* _Task_
Using the data below, work out how many lines contain the word "JSON", then state that number without comment.

== Segment start ==

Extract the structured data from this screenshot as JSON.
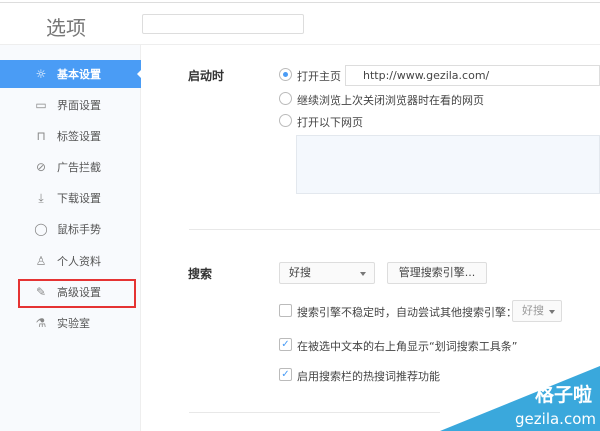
{
  "header": {
    "title": "选项",
    "search_placeholder": ""
  },
  "sidebar": {
    "items": [
      {
        "label": "基本设置",
        "icon": "sun-icon",
        "glyph": "☼"
      },
      {
        "label": "界面设置",
        "icon": "window-icon",
        "glyph": "▭"
      },
      {
        "label": "标签设置",
        "icon": "tab-icon",
        "glyph": "⊓"
      },
      {
        "label": "广告拦截",
        "icon": "block-icon",
        "glyph": "⊘"
      },
      {
        "label": "下载设置",
        "icon": "download-icon",
        "glyph": "⤓"
      },
      {
        "label": "鼠标手势",
        "icon": "mouse-icon",
        "glyph": "◯"
      },
      {
        "label": "个人资料",
        "icon": "user-icon",
        "glyph": "♙"
      },
      {
        "label": "高级设置",
        "icon": "wrench-icon",
        "glyph": "✎"
      },
      {
        "label": "实验室",
        "icon": "flask-icon",
        "glyph": "⚗"
      }
    ]
  },
  "startup": {
    "label": "启动时",
    "options": [
      "打开主页",
      "继续浏览上次关闭浏览器时在看的网页",
      "打开以下网页"
    ],
    "homepage": "http://www.gezila.com/"
  },
  "search": {
    "label": "搜索",
    "engine": "好搜",
    "manage_button": "管理搜索引擎...",
    "checks": [
      {
        "label": "搜索引擎不稳定时，自动尝试其他搜索引擎：",
        "checked": false,
        "fallback": "好搜"
      },
      {
        "label": "在被选中文本的右上角显示“划词搜索工具条”",
        "checked": true
      },
      {
        "label": "启用搜索栏的热搜词推荐功能",
        "checked": true
      }
    ]
  },
  "watermark": {
    "line1": "格子啦",
    "line2": "gezila.com"
  }
}
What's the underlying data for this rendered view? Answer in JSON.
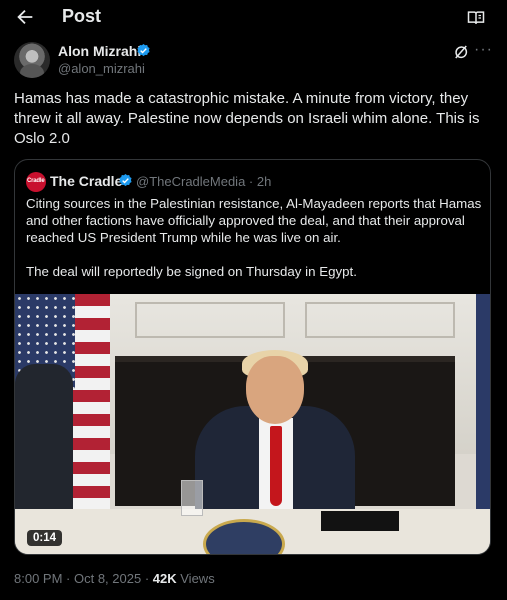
{
  "header": {
    "title": "Post",
    "back_icon": "arrow-left-icon",
    "reader_icon": "book-open-icon"
  },
  "post": {
    "author_name": "Alon Mizrahi",
    "author_handle": "@alon_mizrahi",
    "verified_color": "#1d9bf0",
    "text": "Hamas has made a catastrophic mistake. A minute from victory, they threw it all away. Palestine now depends on Israeli whim alone. This is Oslo 2.0",
    "time": "8:00 PM",
    "date": "Oct 8, 2025",
    "views_count": "42K",
    "views_label": "Views"
  },
  "quote": {
    "author_name": "The Cradle",
    "avatar_text": "Cradle",
    "author_handle": "@TheCradleMedia",
    "age": "2h",
    "paragraph1": "Citing sources in the Palestinian resistance, Al-Mayadeen reports that Hamas and other factions have officially approved the deal, and that their approval reached US President Trump while he was live on air.",
    "paragraph2": "The deal will reportedly be signed on Thursday in Egypt.",
    "video_duration": "0:14"
  }
}
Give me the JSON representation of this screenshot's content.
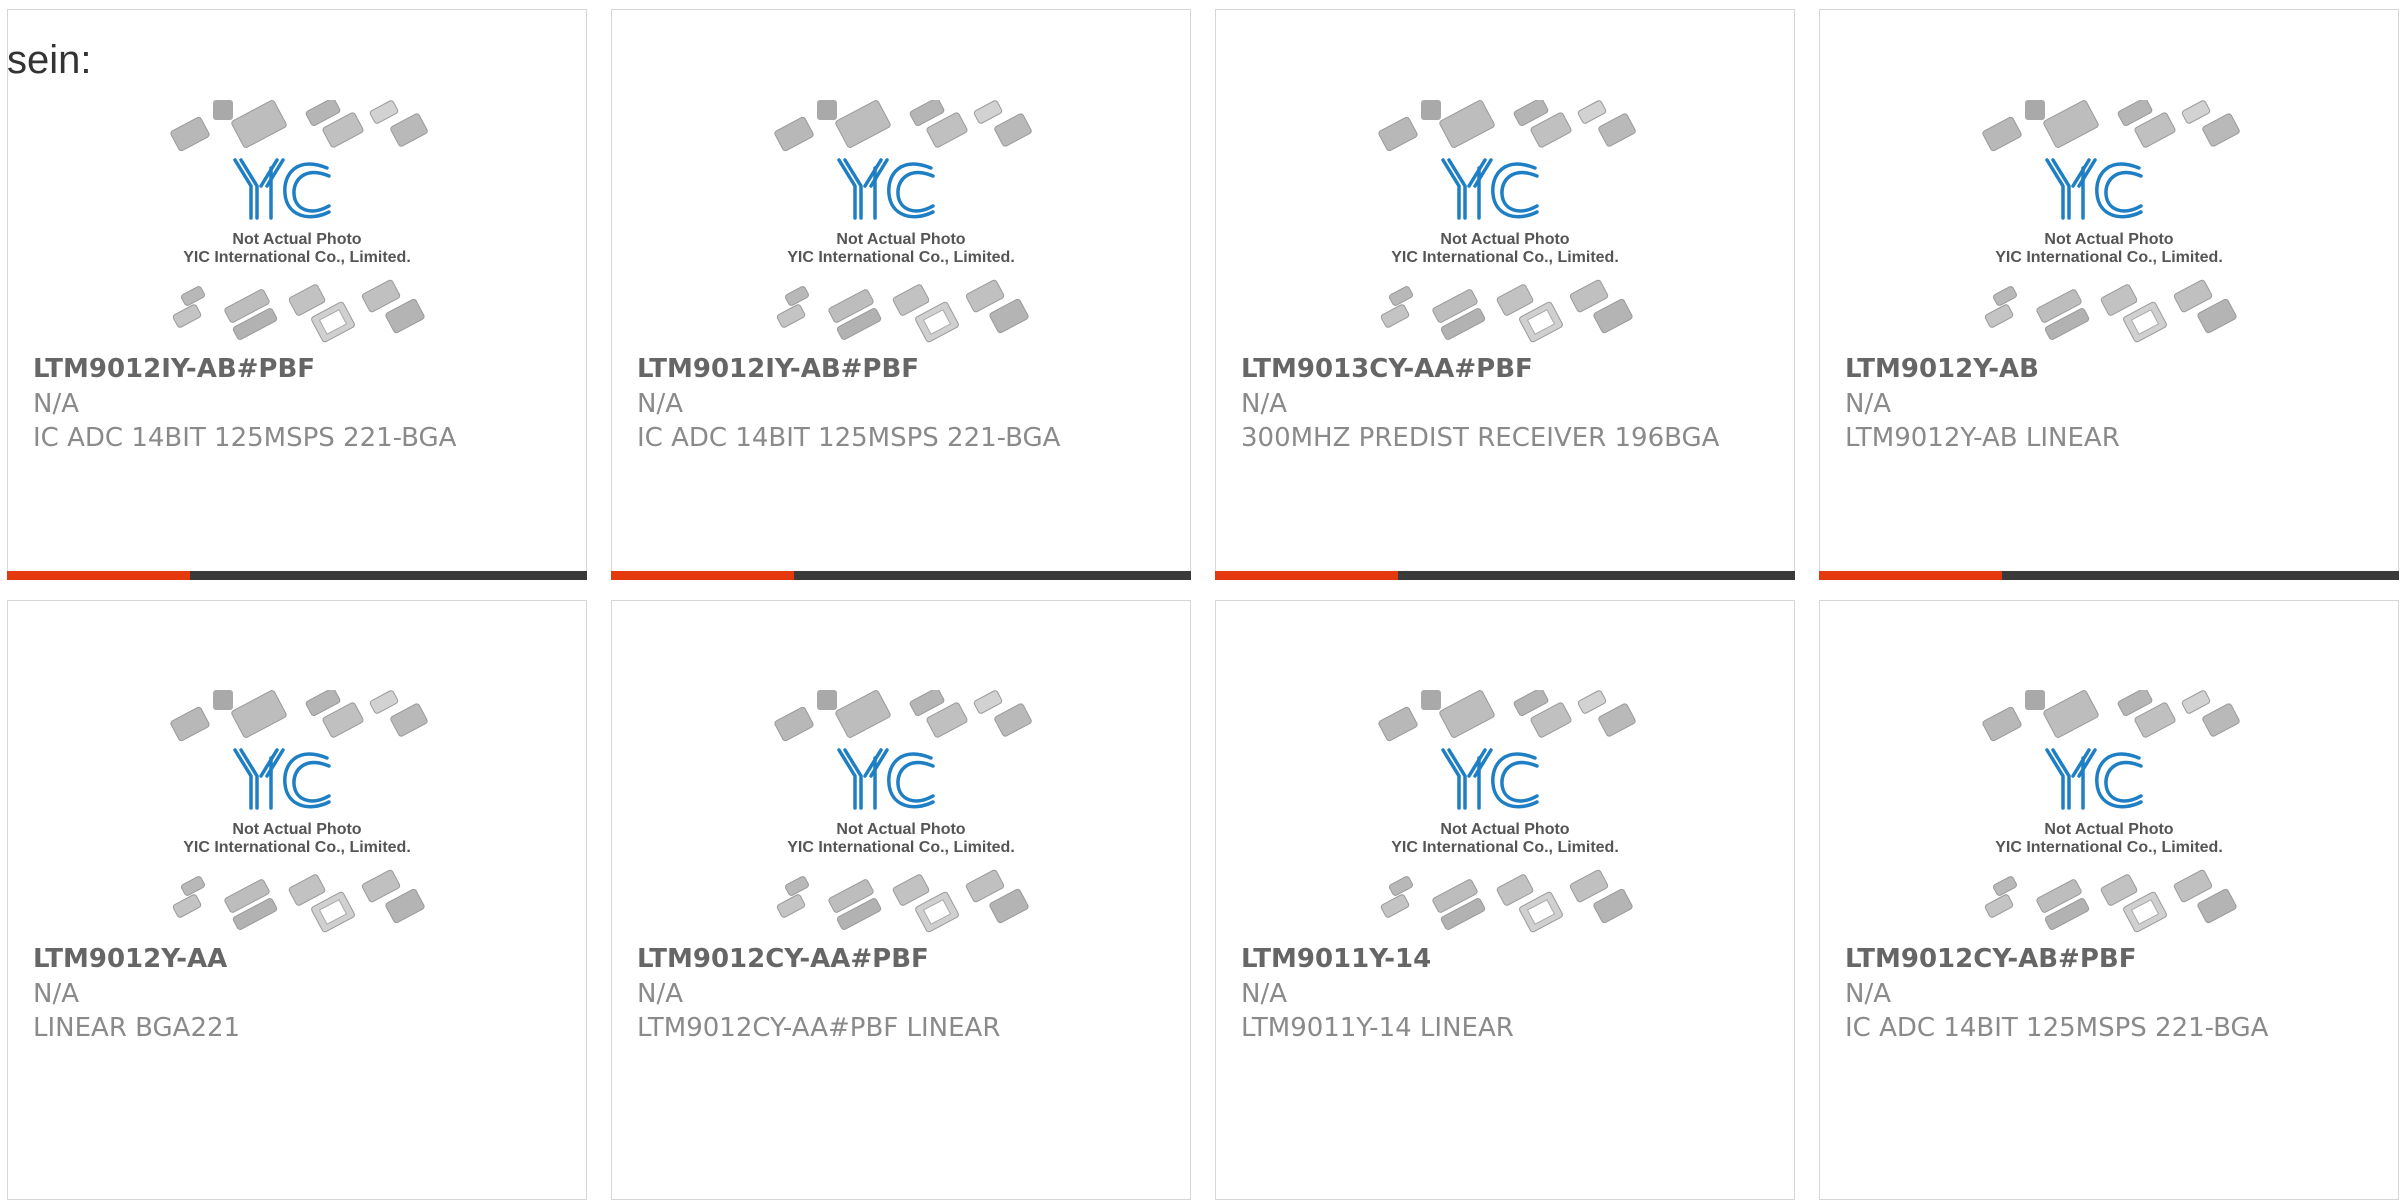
{
  "header": {
    "prefix_text": "sein:"
  },
  "placeholder": {
    "line1": "Not Actual Photo",
    "line2": "YIC International Co., Limited.",
    "logo_text": "YIC"
  },
  "colors": {
    "accent": "#e4380d",
    "bar_dark": "#3a3a3a",
    "logo_blue": "#1f7fc4",
    "text_bold": "#666666",
    "text_light": "#8a8a8a"
  },
  "products": [
    {
      "part_no": "LTM9012IY-AB#PBF",
      "manufacturer": "N/A",
      "description": "IC ADC 14BIT 125MSPS 221-BGA"
    },
    {
      "part_no": "LTM9012IY-AB#PBF",
      "manufacturer": "N/A",
      "description": "IC ADC 14BIT 125MSPS 221-BGA"
    },
    {
      "part_no": "LTM9013CY-AA#PBF",
      "manufacturer": "N/A",
      "description": "300MHZ PREDIST RECEIVER 196BGA"
    },
    {
      "part_no": "LTM9012Y-AB",
      "manufacturer": "N/A",
      "description": "LTM9012Y-AB LINEAR"
    },
    {
      "part_no": "LTM9012Y-AA",
      "manufacturer": "N/A",
      "description": "LINEAR BGA221"
    },
    {
      "part_no": "LTM9012CY-AA#PBF",
      "manufacturer": "N/A",
      "description": "LTM9012CY-AA#PBF LINEAR"
    },
    {
      "part_no": "LTM9011Y-14",
      "manufacturer": "N/A",
      "description": "LTM9011Y-14 LINEAR"
    },
    {
      "part_no": "LTM9012CY-AB#PBF",
      "manufacturer": "N/A",
      "description": "IC ADC 14BIT 125MSPS 221-BGA"
    }
  ]
}
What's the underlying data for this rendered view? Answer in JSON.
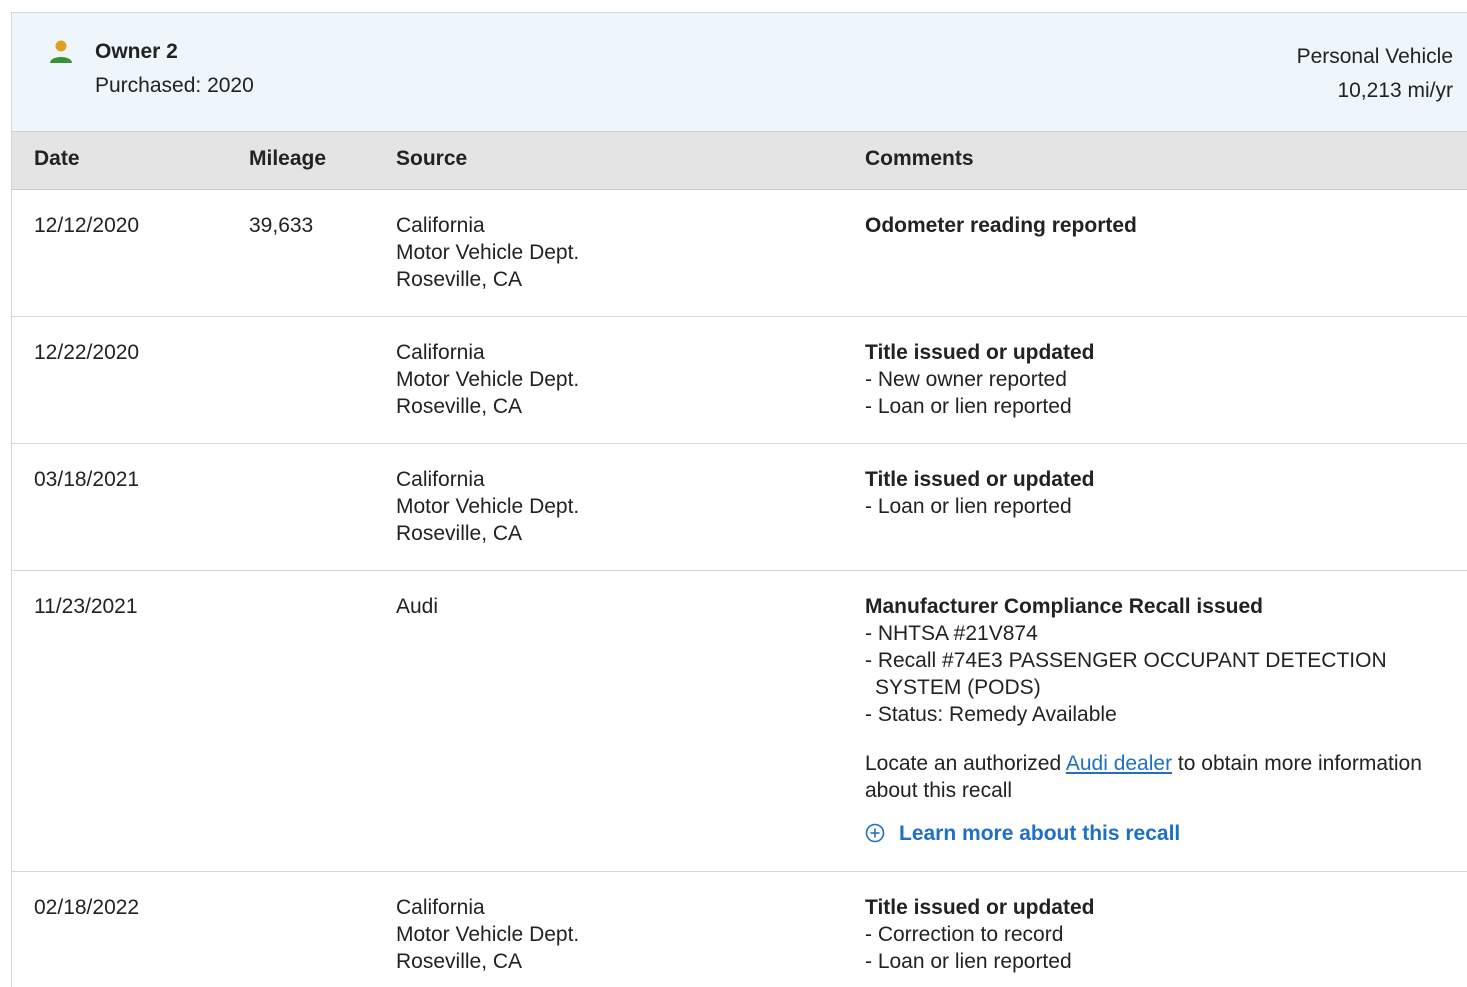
{
  "owner": {
    "name": "Owner 2",
    "purchased": "Purchased: 2020",
    "vehicle_type": "Personal Vehicle",
    "annual_mileage": "10,213 mi/yr",
    "icon": "person-icon",
    "icon_color": "#3a8f3a",
    "icon_head_color": "#e0a020"
  },
  "table": {
    "headers": {
      "date": "Date",
      "mileage": "Mileage",
      "source": "Source",
      "comments": "Comments"
    },
    "rows": [
      {
        "date": "12/12/2020",
        "mileage": "39,633",
        "source": [
          "California",
          "Motor Vehicle Dept.",
          "Roseville, CA"
        ],
        "title": "Odometer reading reported",
        "items": []
      },
      {
        "date": "12/22/2020",
        "mileage": "",
        "source": [
          "California",
          "Motor Vehicle Dept.",
          "Roseville, CA"
        ],
        "title": "Title issued or updated",
        "items": [
          "- New owner reported",
          "- Loan or lien reported"
        ]
      },
      {
        "date": "03/18/2021",
        "mileage": "",
        "source": [
          "California",
          "Motor Vehicle Dept.",
          "Roseville, CA"
        ],
        "title": "Title issued or updated",
        "items": [
          "- Loan or lien reported"
        ]
      },
      {
        "date": "11/23/2021",
        "mileage": "",
        "source": [
          "Audi"
        ],
        "title": "Manufacturer Compliance Recall issued",
        "items": [
          "- NHTSA #21V874",
          "- Recall #74E3 PASSENGER OCCUPANT DETECTION SYSTEM (PODS)",
          "- Status: Remedy Available"
        ],
        "recall": {
          "text_before": "Locate an authorized ",
          "link_text": "Audi dealer",
          "text_after": " to obtain more information about this recall",
          "learn_more": "Learn more about this recall",
          "learn_more_icon": "plus-circle-icon"
        }
      },
      {
        "date": "02/18/2022",
        "mileage": "",
        "source": [
          "California",
          "Motor Vehicle Dept.",
          "Roseville, CA"
        ],
        "title": "Title issued or updated",
        "items": [
          "- Correction to record",
          "- Loan or lien reported"
        ]
      }
    ]
  },
  "colors": {
    "header_bg": "#eef6fc",
    "table_head_bg": "#e4e4e4",
    "link": "#1f6fc5"
  }
}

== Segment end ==

* _Output of the exercise_
4